Task input:

==============================

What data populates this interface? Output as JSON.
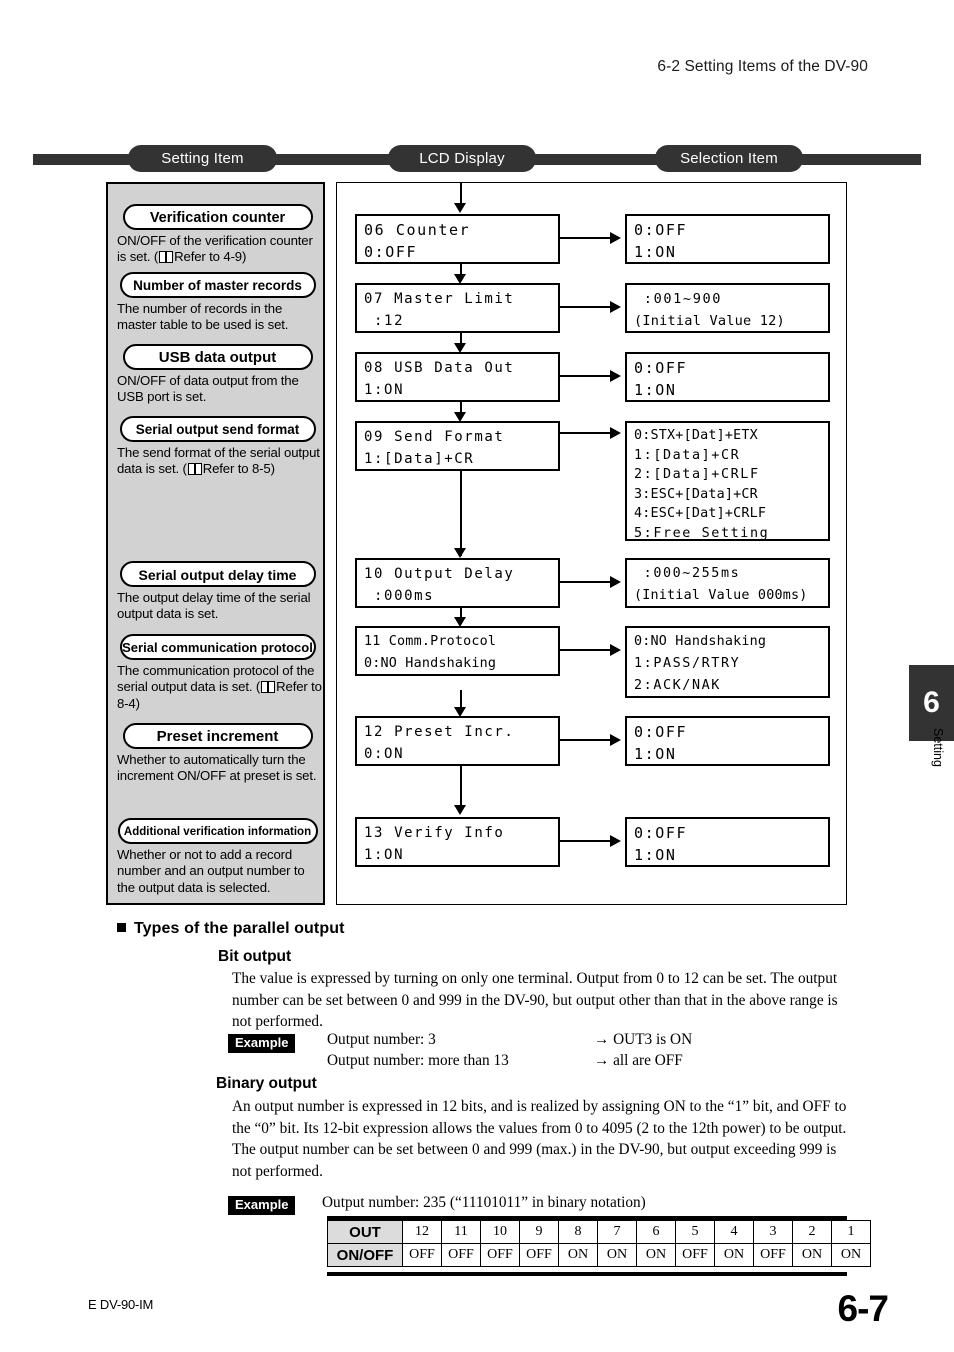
{
  "header": {
    "title": "6-2  Setting Items of the DV-90"
  },
  "captions": {
    "setting_item": "Setting Item",
    "lcd_display": "LCD Display",
    "selection_item": "Selection Item"
  },
  "setting_items": [
    {
      "label": "Verification counter",
      "desc_before": "ON/OFF of the verification counter is set. (",
      "has_book_icon": true,
      "desc_after": "Refer to 4-9)"
    },
    {
      "label": "Number of master records",
      "desc_before": "The number of records in the master table to be used is set.",
      "has_book_icon": false,
      "desc_after": ""
    },
    {
      "label": "USB data output",
      "desc_before": "ON/OFF of data output from the USB port is set.",
      "has_book_icon": false,
      "desc_after": ""
    },
    {
      "label": "Serial output send format",
      "desc_before": "The send format of the serial output data is set. (",
      "has_book_icon": true,
      "desc_after": "Refer to 8-5)"
    },
    {
      "label": "Serial output delay time",
      "desc_before": "The output delay time of the serial output data is set.",
      "has_book_icon": false,
      "desc_after": ""
    },
    {
      "label": "Serial communication protocol",
      "desc_before": "The communication protocol of the serial output data is set. (",
      "has_book_icon": true,
      "desc_after": "Refer to 8-4)"
    },
    {
      "label": "Preset increment",
      "desc_before": "Whether to automatically turn the increment ON/OFF at preset is set.",
      "has_book_icon": false,
      "desc_after": ""
    },
    {
      "label": "Additional verification information",
      "desc_before": "Whether or not to add a record number and an output number to the output data is selected.",
      "has_book_icon": false,
      "desc_after": ""
    }
  ],
  "lcd_screens": [
    {
      "line1": "06 Counter",
      "line2": "0:OFF"
    },
    {
      "line1": "07 Master Limit",
      "line2": " :12"
    },
    {
      "line1": "08 USB Data Out",
      "line2": "1:ON"
    },
    {
      "line1": "09 Send Format",
      "line2": "1:[Data]+CR"
    },
    {
      "line1": "10 Output Delay",
      "line2": " :000ms"
    },
    {
      "line1": "11 Comm.Protocol",
      "line2": "0:NO Handshaking"
    },
    {
      "line1": "12 Preset Incr.",
      "line2": "0:ON"
    },
    {
      "line1": "13 Verify Info",
      "line2": "1:ON"
    }
  ],
  "selection_screens": [
    {
      "lines": [
        "0:OFF",
        "1:ON"
      ]
    },
    {
      "lines": [
        " :001~900",
        "(Initial Value 12)"
      ]
    },
    {
      "lines": [
        "0:OFF",
        "1:ON"
      ]
    },
    {
      "lines": [
        "0:STX+[Dat]+ETX",
        "1:[Data]+CR",
        "2:[Data]+CRLF",
        "3:ESC+[Data]+CR",
        "4:ESC+[Dat]+CRLF",
        "5:Free Setting"
      ]
    },
    {
      "lines": [
        " :000~255ms",
        "(Initial Value 000ms)"
      ]
    },
    {
      "lines": [
        "0:NO Handshaking",
        "1:PASS/RTRY",
        "2:ACK/NAK"
      ]
    },
    {
      "lines": [
        "0:OFF",
        "1:ON"
      ]
    },
    {
      "lines": [
        "0:OFF",
        "1:ON"
      ]
    }
  ],
  "parallel_output": {
    "heading": "Types of the parallel output",
    "bit": {
      "heading": "Bit output",
      "paragraph": "The value is expressed by turning on only one terminal. Output from 0 to 12 can be set. The output number can be set between 0 and 999 in the DV-90, but output other than that in the above range is not performed.",
      "example_badge": "Example",
      "examples": [
        {
          "left": "Output number: 3",
          "right": "→ OUT3 is ON"
        },
        {
          "left": "Output number: more than 13",
          "right": "→ all are OFF"
        }
      ]
    },
    "binary": {
      "heading": "Binary output",
      "paragraph": "An output number is expressed in 12 bits, and is realized by assigning ON to the “1” bit, and OFF to the “0” bit. Its 12-bit expression allows the values from 0 to 4095 (2 to the 12th power) to be output. The output number can be set between 0 and 999 (max.) in the DV-90, but output exceeding 999 is not performed.",
      "example_badge": "Example",
      "example_caption": "Output number: 235 (“11101011” in binary notation)",
      "table": {
        "row_headers": [
          "OUT",
          "ON/OFF"
        ],
        "out": [
          "12",
          "11",
          "10",
          "9",
          "8",
          "7",
          "6",
          "5",
          "4",
          "3",
          "2",
          "1"
        ],
        "onoff": [
          "OFF",
          "OFF",
          "OFF",
          "OFF",
          "ON",
          "ON",
          "ON",
          "OFF",
          "ON",
          "OFF",
          "ON",
          "ON"
        ]
      }
    }
  },
  "chapter_tab": {
    "number": "6",
    "label": "Setting"
  },
  "footer": {
    "doc_id": "E DV-90-IM",
    "page": "6-7"
  },
  "colors": {
    "rule": "#333333",
    "panel_gray": "#d2d2d2",
    "table_head_gray": "#dcdcdc"
  }
}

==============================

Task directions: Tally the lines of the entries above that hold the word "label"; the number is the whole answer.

Answer section: 9